“Get up! Get out! Go! Go! Go! Run! Get out of here! Don’t wait for us! Stevie!” My mother’s screaming was enough to wake the dead (no pun intended).
My dad finally stopped running around like a madman and hugged my mom. My father knew he was strong and that he could ward off any attacker, but he had no idea how to ward of a mountain. He took charge and we were all told to grab our valuables and jump in the car. We drove up our muddy driveway only to find at the top of the road that there was no where we could go. Thirteen landslides littered the road on both sides all the way into town. We were stuck. We spent the rest of the day and the next in our van, just praying that the rain would stop. We took quick trips in between down pours to run into the house and go to the bathroom and grabbed what we could from the fridge.

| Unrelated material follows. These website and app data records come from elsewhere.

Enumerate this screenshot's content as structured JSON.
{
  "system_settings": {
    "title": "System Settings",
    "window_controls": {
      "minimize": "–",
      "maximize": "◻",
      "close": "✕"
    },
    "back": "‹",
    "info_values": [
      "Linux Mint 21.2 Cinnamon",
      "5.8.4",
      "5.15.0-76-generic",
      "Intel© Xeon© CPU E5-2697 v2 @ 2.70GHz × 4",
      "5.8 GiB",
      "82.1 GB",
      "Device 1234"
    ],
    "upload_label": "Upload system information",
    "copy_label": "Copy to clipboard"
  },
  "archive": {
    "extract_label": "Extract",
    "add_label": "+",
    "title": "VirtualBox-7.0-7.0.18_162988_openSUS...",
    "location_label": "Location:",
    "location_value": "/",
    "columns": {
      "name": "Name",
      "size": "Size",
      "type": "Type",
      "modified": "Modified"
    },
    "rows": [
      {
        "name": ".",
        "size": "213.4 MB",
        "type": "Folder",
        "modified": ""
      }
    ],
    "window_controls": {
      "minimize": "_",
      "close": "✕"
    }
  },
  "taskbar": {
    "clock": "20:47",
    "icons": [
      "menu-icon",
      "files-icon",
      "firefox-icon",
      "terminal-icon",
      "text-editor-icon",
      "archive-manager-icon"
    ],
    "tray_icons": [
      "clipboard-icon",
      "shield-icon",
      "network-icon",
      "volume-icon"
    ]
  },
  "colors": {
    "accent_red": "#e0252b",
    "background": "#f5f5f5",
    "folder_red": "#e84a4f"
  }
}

After spending an uncomfortable night in our bus, we spent the last night on the tile floor in our living room. The rain had ceased quite a bit during the day and after much comforting and prodding, we convinced my mother to let us stay in the house. She was so uneasy that she would just not fall asleep. We prayed relentlessly hoping that she would and that the rain would stop but nothing seemed to quell her nerves. And then the rain started again like a monsoon and she was up, like a guardian angel in the dark with her flashlight. Shining her light on our faces to make sure we were ok and shining her light out of our windows, praying that the mountain did not come down on top of us.
I woke a around five when the rain had stopped for a short time. I watched her shuffle from window to window. First the kitchen, then the living room. “Mom?” I asked. I had startled her and she had almost dropped the flash light.
“Yes Jayden?” I didn’t bother to lift my head. I was so tired.
“You should get some sleep. We are gonna be ok. God’s got us. The rain has stopped.”
“Go back to sleep Jayden.” I went to respond in kind but I was interrupted by the thundering sound of a monsoon splashing onto our tin roof. Her point made, my mother turned back to the window and I went back to sleep. Her relentlessness paid off. The Good Lord heard her prayers and the mountain had not fallen on us during the night. At about six in the morning we donned our sandals and jackets, loaded our backpacks with clothes and toothbrushes and began the grueling hike down the mountain side in the rain. We hiked over thirteen landslides and skirted around the areas where the road had been washed into the river and the all that had been left were fragile pieces of asphalt. All around us were the houses of people who had not been as lucky as us and pieces of their once glorious lively structures were broken across the road. When we finally reached the city of Roseau we looked like we had walked through a bog.
The city had been flooded and I remember marveling at how clean the streets were. As it turned out, Erika had turned around and hit us after all. The ending is a happy one as Dominica is very close to becoming whole again. But I will never forget my guardian angel mother, who stood watch over us with her flashlight and her prayers all night, while we slept. In a way, she still cuddles us big teenagers from time to time. Except these cuddles are far more meaningful.